━━━━━ MATERIAL PROVIDED

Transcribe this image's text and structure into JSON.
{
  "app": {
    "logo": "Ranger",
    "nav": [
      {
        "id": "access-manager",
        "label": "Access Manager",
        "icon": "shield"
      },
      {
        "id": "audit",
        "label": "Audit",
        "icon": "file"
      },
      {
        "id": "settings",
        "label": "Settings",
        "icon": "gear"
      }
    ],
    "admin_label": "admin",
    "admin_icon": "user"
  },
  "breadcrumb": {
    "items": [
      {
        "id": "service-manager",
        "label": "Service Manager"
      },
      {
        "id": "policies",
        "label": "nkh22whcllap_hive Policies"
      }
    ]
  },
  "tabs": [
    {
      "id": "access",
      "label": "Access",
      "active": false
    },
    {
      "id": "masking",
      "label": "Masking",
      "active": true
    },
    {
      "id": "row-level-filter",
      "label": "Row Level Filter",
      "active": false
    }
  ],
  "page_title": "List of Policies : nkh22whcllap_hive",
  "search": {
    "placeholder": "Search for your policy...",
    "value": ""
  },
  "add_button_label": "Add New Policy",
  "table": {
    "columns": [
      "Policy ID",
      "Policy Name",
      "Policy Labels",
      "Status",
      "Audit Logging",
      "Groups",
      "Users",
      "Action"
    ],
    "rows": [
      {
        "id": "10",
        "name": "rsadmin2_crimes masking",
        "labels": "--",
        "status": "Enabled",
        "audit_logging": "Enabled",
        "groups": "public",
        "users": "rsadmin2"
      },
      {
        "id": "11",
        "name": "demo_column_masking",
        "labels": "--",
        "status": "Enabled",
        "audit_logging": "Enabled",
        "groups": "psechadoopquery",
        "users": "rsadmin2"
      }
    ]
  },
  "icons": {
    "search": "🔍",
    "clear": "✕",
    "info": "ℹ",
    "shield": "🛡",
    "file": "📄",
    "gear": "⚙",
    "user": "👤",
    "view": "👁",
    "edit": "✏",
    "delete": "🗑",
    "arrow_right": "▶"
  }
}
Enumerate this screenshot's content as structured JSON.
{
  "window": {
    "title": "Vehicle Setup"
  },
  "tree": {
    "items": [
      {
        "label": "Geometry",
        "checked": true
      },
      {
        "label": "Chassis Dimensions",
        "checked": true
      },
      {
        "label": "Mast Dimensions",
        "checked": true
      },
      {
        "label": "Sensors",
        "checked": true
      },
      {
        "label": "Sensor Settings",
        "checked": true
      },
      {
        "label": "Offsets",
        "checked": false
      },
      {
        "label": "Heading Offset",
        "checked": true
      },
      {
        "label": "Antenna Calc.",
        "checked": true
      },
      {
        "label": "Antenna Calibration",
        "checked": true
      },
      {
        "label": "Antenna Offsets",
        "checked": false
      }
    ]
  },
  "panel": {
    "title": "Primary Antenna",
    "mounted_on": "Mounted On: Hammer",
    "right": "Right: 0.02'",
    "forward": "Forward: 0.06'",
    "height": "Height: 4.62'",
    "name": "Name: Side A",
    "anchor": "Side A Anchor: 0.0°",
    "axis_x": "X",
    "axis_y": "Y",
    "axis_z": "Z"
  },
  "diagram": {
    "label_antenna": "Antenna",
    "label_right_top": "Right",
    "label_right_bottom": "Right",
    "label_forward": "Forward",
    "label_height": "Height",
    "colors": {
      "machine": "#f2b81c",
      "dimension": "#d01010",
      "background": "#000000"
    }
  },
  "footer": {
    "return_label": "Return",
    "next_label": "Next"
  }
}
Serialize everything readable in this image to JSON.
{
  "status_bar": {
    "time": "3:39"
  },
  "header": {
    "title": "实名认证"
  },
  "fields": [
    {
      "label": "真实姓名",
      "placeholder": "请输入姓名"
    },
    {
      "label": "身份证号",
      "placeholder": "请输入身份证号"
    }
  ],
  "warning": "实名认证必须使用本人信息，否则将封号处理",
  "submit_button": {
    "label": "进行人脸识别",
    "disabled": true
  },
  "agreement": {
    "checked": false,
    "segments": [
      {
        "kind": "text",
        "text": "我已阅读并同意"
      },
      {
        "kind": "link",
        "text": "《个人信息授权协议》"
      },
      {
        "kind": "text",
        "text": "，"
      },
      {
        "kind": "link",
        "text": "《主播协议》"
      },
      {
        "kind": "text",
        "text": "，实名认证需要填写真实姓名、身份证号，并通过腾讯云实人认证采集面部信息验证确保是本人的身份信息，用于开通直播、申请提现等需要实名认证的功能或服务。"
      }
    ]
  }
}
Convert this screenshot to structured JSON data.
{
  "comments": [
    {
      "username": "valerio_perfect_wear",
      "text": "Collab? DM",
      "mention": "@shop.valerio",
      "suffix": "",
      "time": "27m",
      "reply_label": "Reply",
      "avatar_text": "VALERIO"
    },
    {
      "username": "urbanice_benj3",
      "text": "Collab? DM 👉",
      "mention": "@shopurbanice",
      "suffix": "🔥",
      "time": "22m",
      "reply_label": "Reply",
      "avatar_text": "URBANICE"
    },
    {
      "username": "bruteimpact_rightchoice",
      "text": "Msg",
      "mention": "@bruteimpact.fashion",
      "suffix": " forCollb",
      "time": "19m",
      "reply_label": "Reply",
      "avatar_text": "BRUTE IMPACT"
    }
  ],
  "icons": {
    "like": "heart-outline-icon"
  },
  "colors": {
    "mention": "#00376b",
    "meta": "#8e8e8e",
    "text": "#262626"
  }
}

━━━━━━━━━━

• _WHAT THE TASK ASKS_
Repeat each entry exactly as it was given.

• _YOUR SOLUTION_
Transcribe this image's text and structure into JSON.
{
  "app": {
    "logo": "Ranger",
    "nav": [
      {
        "id": "access-manager",
        "label": "Access Manager",
        "icon": "shield"
      },
      {
        "id": "audit",
        "label": "Audit",
        "icon": "file"
      },
      {
        "id": "settings",
        "label": "Settings",
        "icon": "gear"
      }
    ],
    "admin_label": "admin",
    "admin_icon": "user"
  },
  "breadcrumb": {
    "items": [
      {
        "id": "service-manager",
        "label": "Service Manager"
      },
      {
        "id": "policies",
        "label": "nkh22whcllap_hive Policies"
      }
    ]
  },
  "tabs": [
    {
      "id": "access",
      "label": "Access",
      "active": false
    },
    {
      "id": "masking",
      "label": "Masking",
      "active": true
    },
    {
      "id": "row-level-filter",
      "label": "Row Level Filter",
      "active": false
    }
  ],
  "page_title": "List of Policies : nkh22whcllap_hive",
  "search": {
    "placeholder": "Search for your policy...",
    "value": ""
  },
  "add_button_label": "Add New Policy",
  "table": {
    "columns": [
      "Policy ID",
      "Policy Name",
      "Policy Labels",
      "Status",
      "Audit Logging",
      "Groups",
      "Users",
      "Action"
    ],
    "rows": [
      {
        "id": "10",
        "name": "rsadmin2_crimes masking",
        "labels": "--",
        "status": "Enabled",
        "audit_logging": "Enabled",
        "groups": "public",
        "users": "rsadmin2"
      },
      {
        "id": "11",
        "name": "demo_column_masking",
        "labels": "--",
        "status": "Enabled",
        "audit_logging": "Enabled",
        "groups": "psechadoopquery",
        "users": "rsadmin2"
      }
    ]
  },
  "icons": {
    "search": "🔍",
    "clear": "✕",
    "info": "ℹ",
    "shield": "🛡",
    "file": "📄",
    "gear": "⚙",
    "user": "👤",
    "view": "👁",
    "edit": "✏",
    "delete": "🗑",
    "arrow_right": "▶"
  }
}
Enumerate this screenshot's content as structured JSON.
{
  "window": {
    "title": "Vehicle Setup"
  },
  "tree": {
    "items": [
      {
        "label": "Geometry",
        "checked": true
      },
      {
        "label": "Chassis Dimensions",
        "checked": true
      },
      {
        "label": "Mast Dimensions",
        "checked": true
      },
      {
        "label": "Sensors",
        "checked": true
      },
      {
        "label": "Sensor Settings",
        "checked": true
      },
      {
        "label": "Offsets",
        "checked": false
      },
      {
        "label": "Heading Offset",
        "checked": true
      },
      {
        "label": "Antenna Calc.",
        "checked": true
      },
      {
        "label": "Antenna Calibration",
        "checked": true
      },
      {
        "label": "Antenna Offsets",
        "checked": false
      }
    ]
  },
  "panel": {
    "title": "Primary Antenna",
    "mounted_on": "Mounted On: Hammer",
    "right": "Right: 0.02'",
    "forward": "Forward: 0.06'",
    "height": "Height: 4.62'",
    "name": "Name: Side A",
    "anchor": "Side A Anchor: 0.0°",
    "axis_x": "X",
    "axis_y": "Y",
    "axis_z": "Z"
  },
  "diagram": {
    "label_antenna": "Antenna",
    "label_right_top": "Right",
    "label_right_bottom": "Right",
    "label_forward": "Forward",
    "label_height": "Height",
    "colors": {
      "machine": "#f2b81c",
      "dimension": "#d01010",
      "background": "#000000"
    }
  },
  "footer": {
    "return_label": "Return",
    "next_label": "Next"
  }
}
Serialize everything readable in this image to JSON.
{
  "status_bar": {
    "time": "3:39"
  },
  "header": {
    "title": "实名认证"
  },
  "fields": [
    {
      "label": "真实姓名",
      "placeholder": "请输入姓名"
    },
    {
      "label": "身份证号",
      "placeholder": "请输入身份证号"
    }
  ],
  "warning": "实名认证必须使用本人信息，否则将封号处理",
  "submit_button": {
    "label": "进行人脸识别",
    "disabled": true
  },
  "agreement": {
    "checked": false,
    "segments": [
      {
        "kind": "text",
        "text": "我已阅读并同意"
      },
      {
        "kind": "link",
        "text": "《个人信息授权协议》"
      },
      {
        "kind": "text",
        "text": "，"
      },
      {
        "kind": "link",
        "text": "《主播协议》"
      },
      {
        "kind": "text",
        "text": "，实名认证需要填写真实姓名、身份证号，并通过腾讯云实人认证采集面部信息验证确保是本人的身份信息，用于开通直播、申请提现等需要实名认证的功能或服务。"
      }
    ]
  }
}
Convert this screenshot to structured JSON data.
{
  "comments": [
    {
      "username": "valerio_perfect_wear",
      "text": "Collab? DM",
      "mention": "@shop.valerio",
      "suffix": "",
      "time": "27m",
      "reply_label": "Reply",
      "avatar_text": "VALERIO"
    },
    {
      "username": "urbanice_benj3",
      "text": "Collab? DM 👉",
      "mention": "@shopurbanice",
      "suffix": "🔥",
      "time": "22m",
      "reply_label": "Reply",
      "avatar_text": "URBANICE"
    },
    {
      "username": "bruteimpact_rightchoice",
      "text": "Msg",
      "mention": "@bruteimpact.fashion",
      "suffix": " forCollb",
      "time": "19m",
      "reply_label": "Reply",
      "avatar_text": "BRUTE IMPACT"
    }
  ],
  "icons": {
    "like": "heart-outline-icon"
  },
  "colors": {
    "mention": "#00376b",
    "meta": "#8e8e8e",
    "text": "#262626"
  }
}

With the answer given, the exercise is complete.